One of the girls in the lawsuit says she was sexually assaulted. Another says a guard sent her a sexually explicit letter. Others were subjected to excessive use of restraints, a lack of mental health care and other abuses at Columbia, the lawsuit says.

Five of the girls say that in May they were shackled from a week to about a month for 12 hours a day at the detention center.

"At times, Columbia staff failed to 'double-lock' the shackles so that they would tighten around the girls' ankles with every step they took. This caused excruciating pain, and they frequently complained to Columbia staff about the injuries they sustained as a result of the shackling," the lawsuit says.

Julia Bryan, a spokeswoman for the state Department of Human Services, which oversees the school, said the agency had not reviewed the lawsuit and would have no comment on pending litigation. The lawsuit names Gov. Haley Barbour and DHS executive director Don Taylor among the defendants.

After the abuse allegations surfaced in May, Taylor suspended six employees with pay and launched an investigation into the claims. DHS officials have said they will release a report when an investigation is complete.

The center, which houses about 33 girls and has an annual operating budget of $5 million, has been accused of abuse before.

In 2004, the U.S. Department of Justice sued the state over conditions at Columbia and the state's facility for troubled boys, Oakley Training School. Among the accusations were claims that youngsters at Columbia were forced to eat their vomit and were tossed nude into isolation cells.

Mississippi entered an agreement in May 2005 to end the lawsuit. As part of that four-year consent decree, a court monitor oversees progress at the facilities. The latest report, released last month, says some conditions are improving but there are still problems at the schools.

"The fact that these violations persist, is incredibly telling about how broken this system is," Bedi said.

One of the girls in the lawsuit, identified only as a 15-year-old with the initials M.S., said she was sexually assaulted in May by a male guard at the facility.

The guard "proceeded to grab M.S. in an embrace, kiss her, and rub her breasts and genitals with his hands over her clothes," the lawsuit says. He "returned later that same night ... again entered her cell, grabbed her around the waist and attempted to put his hand in her underwear." The girl struggled, and the guard left the room, the lawsuit says.

The girl described the alleged abuse to reporters during an emotional interview Wednesday in which her mother broke down in tears. She said she reported the abuse, but "nothing was done about it."

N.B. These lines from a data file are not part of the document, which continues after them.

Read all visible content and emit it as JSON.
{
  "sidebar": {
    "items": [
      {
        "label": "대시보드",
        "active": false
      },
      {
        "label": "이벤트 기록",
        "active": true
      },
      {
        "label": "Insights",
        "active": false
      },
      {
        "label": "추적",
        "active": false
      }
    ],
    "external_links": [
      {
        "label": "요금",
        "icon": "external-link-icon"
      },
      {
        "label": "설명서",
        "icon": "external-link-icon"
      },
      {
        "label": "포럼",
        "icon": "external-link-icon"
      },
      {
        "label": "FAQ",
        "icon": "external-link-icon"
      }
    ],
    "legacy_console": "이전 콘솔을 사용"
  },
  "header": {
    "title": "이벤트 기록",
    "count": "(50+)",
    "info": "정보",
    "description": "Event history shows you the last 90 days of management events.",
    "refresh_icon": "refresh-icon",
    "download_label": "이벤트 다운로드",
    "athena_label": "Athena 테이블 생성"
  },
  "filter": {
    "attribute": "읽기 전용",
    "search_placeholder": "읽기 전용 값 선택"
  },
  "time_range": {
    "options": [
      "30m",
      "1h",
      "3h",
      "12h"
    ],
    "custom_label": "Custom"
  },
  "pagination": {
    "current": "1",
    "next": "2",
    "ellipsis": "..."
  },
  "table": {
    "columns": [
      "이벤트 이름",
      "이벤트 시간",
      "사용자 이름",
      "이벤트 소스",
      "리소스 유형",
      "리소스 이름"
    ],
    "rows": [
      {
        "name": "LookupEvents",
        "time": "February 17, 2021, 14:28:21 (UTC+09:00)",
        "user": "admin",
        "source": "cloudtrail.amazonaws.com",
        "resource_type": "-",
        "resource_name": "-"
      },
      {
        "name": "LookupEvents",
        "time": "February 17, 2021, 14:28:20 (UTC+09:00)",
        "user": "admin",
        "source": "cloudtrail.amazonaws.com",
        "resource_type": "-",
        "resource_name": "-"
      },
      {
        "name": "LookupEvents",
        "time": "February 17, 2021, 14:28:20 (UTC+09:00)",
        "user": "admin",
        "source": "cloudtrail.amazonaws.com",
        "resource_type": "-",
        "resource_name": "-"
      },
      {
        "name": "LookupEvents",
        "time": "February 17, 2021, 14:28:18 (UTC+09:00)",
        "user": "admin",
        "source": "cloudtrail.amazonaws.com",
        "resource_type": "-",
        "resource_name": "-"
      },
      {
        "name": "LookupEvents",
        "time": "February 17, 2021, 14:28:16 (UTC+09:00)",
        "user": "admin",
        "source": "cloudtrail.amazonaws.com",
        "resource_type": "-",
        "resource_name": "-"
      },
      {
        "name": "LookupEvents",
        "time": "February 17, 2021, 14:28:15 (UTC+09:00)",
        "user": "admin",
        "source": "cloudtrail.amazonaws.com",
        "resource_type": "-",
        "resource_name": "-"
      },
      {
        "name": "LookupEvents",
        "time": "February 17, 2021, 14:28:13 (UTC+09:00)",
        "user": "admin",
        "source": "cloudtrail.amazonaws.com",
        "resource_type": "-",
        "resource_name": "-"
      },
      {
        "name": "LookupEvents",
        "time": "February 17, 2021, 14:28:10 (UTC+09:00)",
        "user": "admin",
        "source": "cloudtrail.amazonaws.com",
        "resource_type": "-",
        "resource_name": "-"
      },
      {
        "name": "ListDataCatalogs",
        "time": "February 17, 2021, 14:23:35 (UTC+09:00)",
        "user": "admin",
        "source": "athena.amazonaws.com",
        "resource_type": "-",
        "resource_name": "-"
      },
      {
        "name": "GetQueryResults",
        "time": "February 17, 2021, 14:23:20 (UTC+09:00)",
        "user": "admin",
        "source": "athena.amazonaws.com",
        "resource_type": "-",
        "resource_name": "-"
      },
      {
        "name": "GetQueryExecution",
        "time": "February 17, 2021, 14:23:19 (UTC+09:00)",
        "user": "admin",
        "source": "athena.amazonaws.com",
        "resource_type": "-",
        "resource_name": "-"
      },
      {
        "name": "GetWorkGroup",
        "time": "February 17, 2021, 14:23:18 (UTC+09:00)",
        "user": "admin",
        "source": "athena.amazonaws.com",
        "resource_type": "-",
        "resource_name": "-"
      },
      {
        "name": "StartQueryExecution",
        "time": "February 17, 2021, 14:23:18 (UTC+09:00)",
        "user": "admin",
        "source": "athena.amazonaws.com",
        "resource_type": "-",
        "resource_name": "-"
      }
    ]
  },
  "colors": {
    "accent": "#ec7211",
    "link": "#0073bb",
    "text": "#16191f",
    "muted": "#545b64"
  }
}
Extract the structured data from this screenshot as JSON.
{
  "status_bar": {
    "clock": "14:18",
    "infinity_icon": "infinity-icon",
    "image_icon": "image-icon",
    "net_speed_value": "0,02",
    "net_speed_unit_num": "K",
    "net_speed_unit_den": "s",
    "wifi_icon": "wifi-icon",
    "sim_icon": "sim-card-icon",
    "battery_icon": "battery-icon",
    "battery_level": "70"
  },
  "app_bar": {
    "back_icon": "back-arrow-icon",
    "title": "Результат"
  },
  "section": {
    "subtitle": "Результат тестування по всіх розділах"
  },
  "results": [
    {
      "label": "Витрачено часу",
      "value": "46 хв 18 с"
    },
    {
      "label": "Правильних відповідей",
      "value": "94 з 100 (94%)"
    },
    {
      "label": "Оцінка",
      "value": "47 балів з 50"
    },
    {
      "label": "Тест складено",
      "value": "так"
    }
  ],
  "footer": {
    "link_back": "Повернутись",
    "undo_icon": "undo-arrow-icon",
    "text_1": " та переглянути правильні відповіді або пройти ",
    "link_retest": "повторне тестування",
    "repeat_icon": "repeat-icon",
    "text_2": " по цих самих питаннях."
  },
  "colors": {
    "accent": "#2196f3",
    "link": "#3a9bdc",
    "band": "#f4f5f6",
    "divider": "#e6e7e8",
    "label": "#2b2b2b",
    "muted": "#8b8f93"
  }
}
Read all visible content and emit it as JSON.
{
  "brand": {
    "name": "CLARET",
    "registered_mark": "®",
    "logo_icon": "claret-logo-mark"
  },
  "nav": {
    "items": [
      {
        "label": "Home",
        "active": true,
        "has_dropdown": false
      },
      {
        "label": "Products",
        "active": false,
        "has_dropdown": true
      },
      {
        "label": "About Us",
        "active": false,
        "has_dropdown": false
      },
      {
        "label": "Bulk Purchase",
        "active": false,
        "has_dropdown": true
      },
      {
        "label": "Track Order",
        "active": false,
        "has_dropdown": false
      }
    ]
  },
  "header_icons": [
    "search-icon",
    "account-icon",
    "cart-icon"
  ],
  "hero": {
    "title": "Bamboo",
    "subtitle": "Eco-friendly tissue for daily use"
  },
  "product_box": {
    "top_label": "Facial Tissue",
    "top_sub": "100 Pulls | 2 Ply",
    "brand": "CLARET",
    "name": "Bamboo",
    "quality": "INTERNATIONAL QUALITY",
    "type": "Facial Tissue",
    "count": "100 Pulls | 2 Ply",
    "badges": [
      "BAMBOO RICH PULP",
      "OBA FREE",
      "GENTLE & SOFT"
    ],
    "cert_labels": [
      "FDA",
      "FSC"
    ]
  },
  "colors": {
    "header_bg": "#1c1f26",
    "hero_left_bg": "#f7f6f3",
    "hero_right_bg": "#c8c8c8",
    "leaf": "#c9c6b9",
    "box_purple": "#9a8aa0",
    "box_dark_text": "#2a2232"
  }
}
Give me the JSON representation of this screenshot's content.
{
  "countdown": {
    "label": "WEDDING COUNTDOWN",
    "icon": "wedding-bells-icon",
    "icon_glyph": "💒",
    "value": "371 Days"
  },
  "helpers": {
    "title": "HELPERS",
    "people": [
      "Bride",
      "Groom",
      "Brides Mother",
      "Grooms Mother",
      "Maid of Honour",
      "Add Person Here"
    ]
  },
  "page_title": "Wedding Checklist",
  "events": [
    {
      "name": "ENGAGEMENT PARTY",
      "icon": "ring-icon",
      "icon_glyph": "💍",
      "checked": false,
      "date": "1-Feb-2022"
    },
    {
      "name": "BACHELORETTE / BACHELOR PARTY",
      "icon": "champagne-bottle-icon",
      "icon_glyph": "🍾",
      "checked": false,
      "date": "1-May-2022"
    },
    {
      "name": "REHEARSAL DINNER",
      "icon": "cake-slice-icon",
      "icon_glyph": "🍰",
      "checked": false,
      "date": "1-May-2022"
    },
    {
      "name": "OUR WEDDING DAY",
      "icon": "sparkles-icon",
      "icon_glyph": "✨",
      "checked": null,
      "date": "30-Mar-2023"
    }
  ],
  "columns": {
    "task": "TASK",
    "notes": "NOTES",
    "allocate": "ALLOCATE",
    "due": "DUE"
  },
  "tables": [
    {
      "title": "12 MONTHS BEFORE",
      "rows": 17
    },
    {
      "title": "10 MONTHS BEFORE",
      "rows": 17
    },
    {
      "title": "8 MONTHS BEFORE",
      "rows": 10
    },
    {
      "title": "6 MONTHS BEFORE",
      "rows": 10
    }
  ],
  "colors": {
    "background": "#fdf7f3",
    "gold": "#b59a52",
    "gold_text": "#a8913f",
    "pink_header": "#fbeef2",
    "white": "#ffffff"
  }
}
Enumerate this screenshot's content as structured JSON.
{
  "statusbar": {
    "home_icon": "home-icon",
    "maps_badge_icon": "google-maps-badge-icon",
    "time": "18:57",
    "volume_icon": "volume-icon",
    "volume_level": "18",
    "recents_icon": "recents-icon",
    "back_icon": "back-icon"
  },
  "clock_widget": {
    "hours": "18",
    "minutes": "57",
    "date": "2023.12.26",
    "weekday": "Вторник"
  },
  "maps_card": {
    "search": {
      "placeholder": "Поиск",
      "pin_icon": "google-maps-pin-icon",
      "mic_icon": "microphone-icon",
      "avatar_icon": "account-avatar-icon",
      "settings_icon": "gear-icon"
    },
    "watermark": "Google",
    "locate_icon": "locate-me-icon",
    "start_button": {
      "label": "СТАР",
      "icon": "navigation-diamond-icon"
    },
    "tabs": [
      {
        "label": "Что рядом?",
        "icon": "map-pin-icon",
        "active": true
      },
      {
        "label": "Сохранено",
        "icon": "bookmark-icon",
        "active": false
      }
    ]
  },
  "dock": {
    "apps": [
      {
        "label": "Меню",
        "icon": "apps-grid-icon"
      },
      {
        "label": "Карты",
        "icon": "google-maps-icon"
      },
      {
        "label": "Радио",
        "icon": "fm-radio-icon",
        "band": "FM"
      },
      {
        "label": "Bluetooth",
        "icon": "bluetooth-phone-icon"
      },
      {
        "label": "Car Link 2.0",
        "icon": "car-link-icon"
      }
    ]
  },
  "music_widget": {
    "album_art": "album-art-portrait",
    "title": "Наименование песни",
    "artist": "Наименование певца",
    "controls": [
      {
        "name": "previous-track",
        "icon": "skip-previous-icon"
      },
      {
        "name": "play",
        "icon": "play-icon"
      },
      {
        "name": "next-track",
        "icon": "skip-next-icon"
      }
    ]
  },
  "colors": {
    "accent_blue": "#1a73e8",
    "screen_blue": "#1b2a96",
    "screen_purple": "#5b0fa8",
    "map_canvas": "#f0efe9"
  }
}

"They told me I was lying," she said. "They told me that I was wrong for reporting it, that I shouldn't have brought it up."

A 17-year-old girl identified as E.S. told reporters she was shackled in leg irons for three weeks.

"I have nightmares at night. I have scars on my ankles. I cry when I see shackles or handcuffs," she said.

E.S., who is white, said she was discriminated against because of her race and witnessed a guard asking another girl to show her breasts.

It is Associated Press policy not to identify suspected victims of sexual abuse.

State Rep. George Flaggs, chairman of the House Juvenile Justice Committee, said in a statement that lawmakers need to fix the problems at Columbia so the state doesn't end up in court again.

"The time has come to transform Columbia from a facility notorious for abuse and neglect to a facility that contributes positively to the future of all Mississippians," the Democrat said.